Why did I spend north of four grand to get qualified in computer technology?  Because it has been a part of my life for so long and I wanted to acknowledge that by teaching it.  By recognizing my industry experience I feel like getting qualified in computer technology has honoured the work I did before I was a teacher.  It also opens up the door to students gaining real world technology experience before becoming swamped in it.  I’m passionate about teaching technology expertise to both staff and students.

Teaching a subject like this is perilous.  You’ve spent a lot of money and time to get the qualification and then you suddenly find the ground has shifted and you aren’t teaching it.  This happened to me before with visual art.  I took the AQ hoping to teach it and suddenly the door closed and someone is transferred in.  That might have been a one off, but it happened again with computers, so I’m twice bitten twice shy.

Today I staggered out of a heads’ meeting that offered three future headship structures, my job as computer head didn’t exist in any of them.  I attempted to argue my case, and a number of heads kindly spoke for me, but when administration presents your choices and what you do isn’t on any of them, you have to wonder if what you’re doing is considered valuable, or even helpful.

There was a lot of talk about what the future holds for our school and how our headship structure should support that future.  Apparently computers and a supportive technology environment don’t have a place in our school’s future.  That is only slightly less exhausting than the idea that what I’ve been doing in the school has hurt rather than helped.  It was suggested that everyone should wait months for support, even in cases where I could get things going in moments.  This is the future we’re aiming for because we don’t want a headship centred around computers?

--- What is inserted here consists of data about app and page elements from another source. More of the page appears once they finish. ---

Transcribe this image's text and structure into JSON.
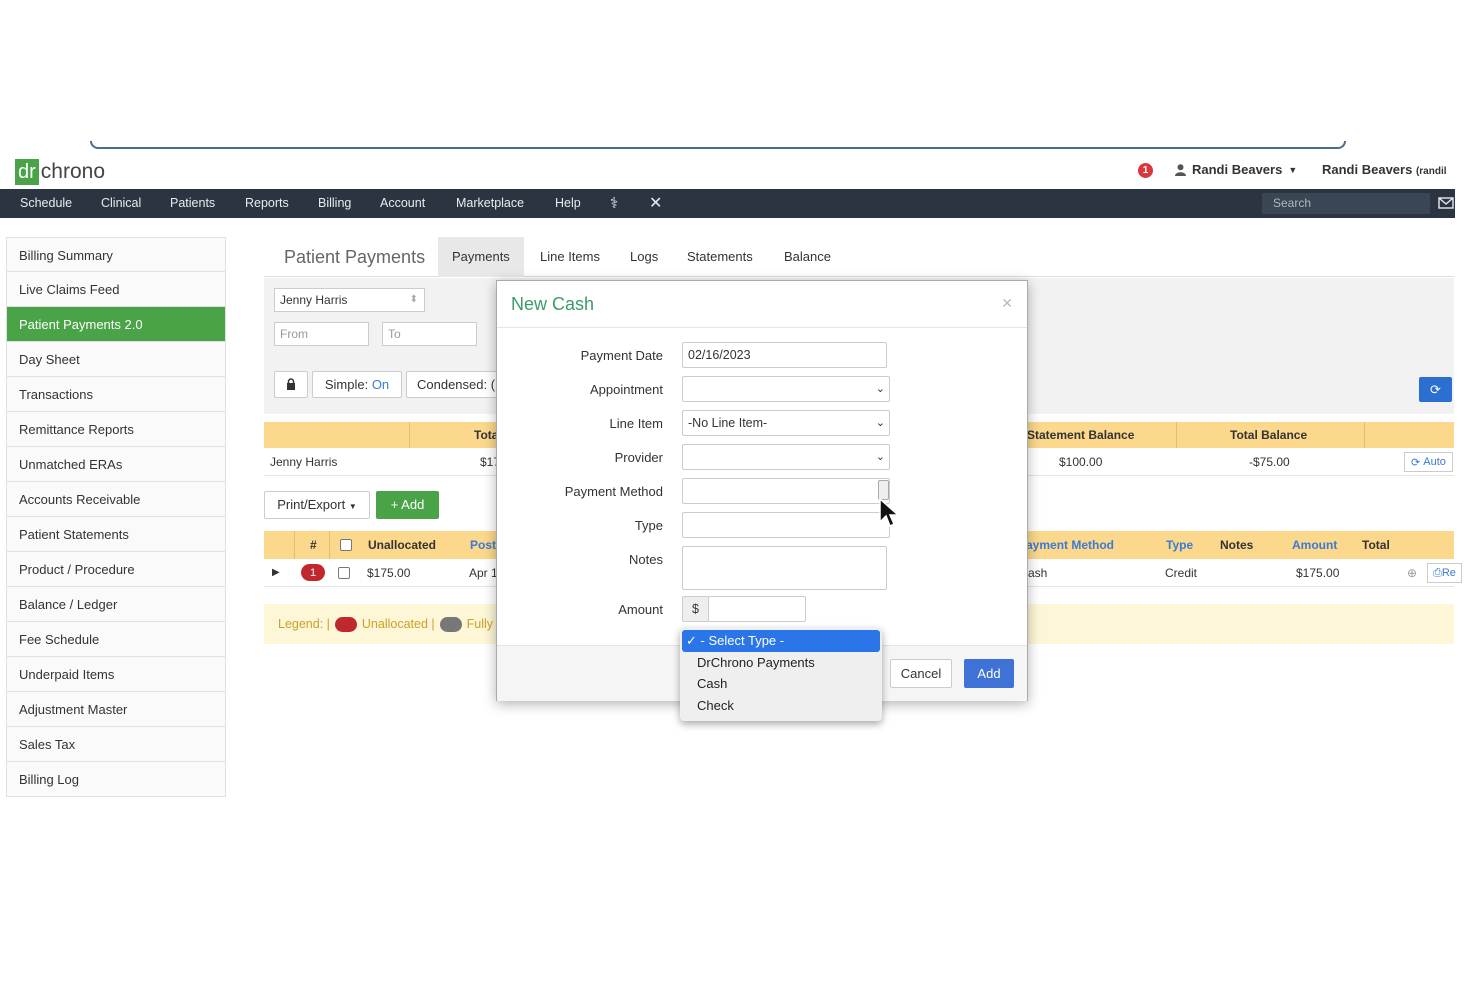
{
  "header": {
    "logo_dr": "dr",
    "logo_chrono": "chrono",
    "alert_count": "1",
    "user_name": "Randi Beavers",
    "user_name2": "Randi Beavers",
    "user_suffix": "(randil"
  },
  "nav": {
    "items": [
      "Schedule",
      "Clinical",
      "Patients",
      "Reports",
      "Billing",
      "Account",
      "Marketplace",
      "Help"
    ],
    "search_placeholder": "Search"
  },
  "sidebar": {
    "items": [
      {
        "label": "Billing Summary"
      },
      {
        "label": "Live Claims Feed"
      },
      {
        "label": "Patient Payments 2.0"
      },
      {
        "label": "Day Sheet"
      },
      {
        "label": "Transactions"
      },
      {
        "label": "Remittance Reports"
      },
      {
        "label": "Unmatched ERAs"
      },
      {
        "label": "Accounts Receivable"
      },
      {
        "label": "Patient Statements"
      },
      {
        "label": "Product / Procedure"
      },
      {
        "label": "Balance / Ledger"
      },
      {
        "label": "Fee Schedule"
      },
      {
        "label": "Underpaid Items"
      },
      {
        "label": "Adjustment Master"
      },
      {
        "label": "Sales Tax"
      },
      {
        "label": "Billing Log"
      }
    ],
    "active_index": 2,
    "accent": "#4aa447"
  },
  "page": {
    "title": "Patient Payments",
    "tabs": [
      "Payments",
      "Line Items",
      "Logs",
      "Statements",
      "Balance"
    ],
    "patient_value": "Jenny Harris",
    "from_placeholder": "From",
    "to_placeholder": "To",
    "simple_label": "Simple:",
    "simple_value": "On",
    "condensed_label": "Condensed: (",
    "print_export": "Print/Export",
    "add_label": "+ Add"
  },
  "summary_table": {
    "headers": {
      "total": "Tota",
      "statement_balance": "Statement Balance",
      "total_balance": "Total Balance"
    },
    "row": {
      "patient": "Jenny Harris",
      "total": "$17",
      "statement_balance": "$100.00",
      "total_balance": "-$75.00",
      "action": "Auto"
    }
  },
  "payments_table": {
    "headers": {
      "num": "#",
      "unallocated": "Unallocated",
      "posted": "Post",
      "payment_method": "ayment Method",
      "type": "Type",
      "notes": "Notes",
      "amount": "Amount",
      "total": "Total"
    },
    "row": {
      "badge": "1",
      "unallocated": "$175.00",
      "posted": "Apr 1",
      "payment_method": "ash",
      "type": "Credit",
      "amount": "$175.00",
      "action": "Re"
    }
  },
  "legend": {
    "label": "Legend: |",
    "unallocated": "Unallocated |",
    "fully": "Fully"
  },
  "modal": {
    "title": "New Cash",
    "fields": {
      "payment_date_label": "Payment Date",
      "payment_date_value": "02/16/2023",
      "appointment_label": "Appointment",
      "appointment_value": "",
      "line_item_label": "Line Item",
      "line_item_value": "-No Line Item-",
      "provider_label": "Provider",
      "provider_value": "",
      "payment_method_label": "Payment Method",
      "type_label": "Type",
      "notes_label": "Notes",
      "amount_label": "Amount",
      "amount_prefix": "$",
      "amount_value": ""
    },
    "cancel_label": "Cancel",
    "add_label": "Add"
  },
  "dropdown": {
    "options": [
      "- Select Type -",
      "DrChrono Payments",
      "Cash",
      "Check"
    ],
    "selected_index": 0
  }
}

Technology use isn’t decreasing in our school, and how we’re making use of technology isn’t nearly as monolithic as it once was; the variety of tech in our school has exploded.  Ten years ago we had a single kind of printer in our building, now we have more than thirty different kinds.  Ten years ago the board used to take care of things like network cables and lab setup, not any more.  In a proliferate, increasingly complex and less centrally supported technology environment, we balk at localized support?

The role of computer support in our school is onerous, but one of the things it does for me (sometimes, when I’m not getting bumped for a colleague from another school), is to ensure that I’ll be teaching at least some computer technology classes.  Seeing the work I’ve done as a head given no future has left me wondering if I’ve asked my family to spend thousands of dollars on qualifications that I won’t be able to exercise in the future.  That is frustrating on a lot of levels.

There are a lot of ups and downs in teaching.  The political ground on which you stand is often not what it appears to be, and while many people seem to act out of a sense of certainty, what we are asked to teach is actually very perilous and subject to the whims of others.  

It’s a cold Monday night in February and I’m finding the extra energy I’ve thrown into my profession over the past several years to be in question.  It’s not the kind of place you do your best work from.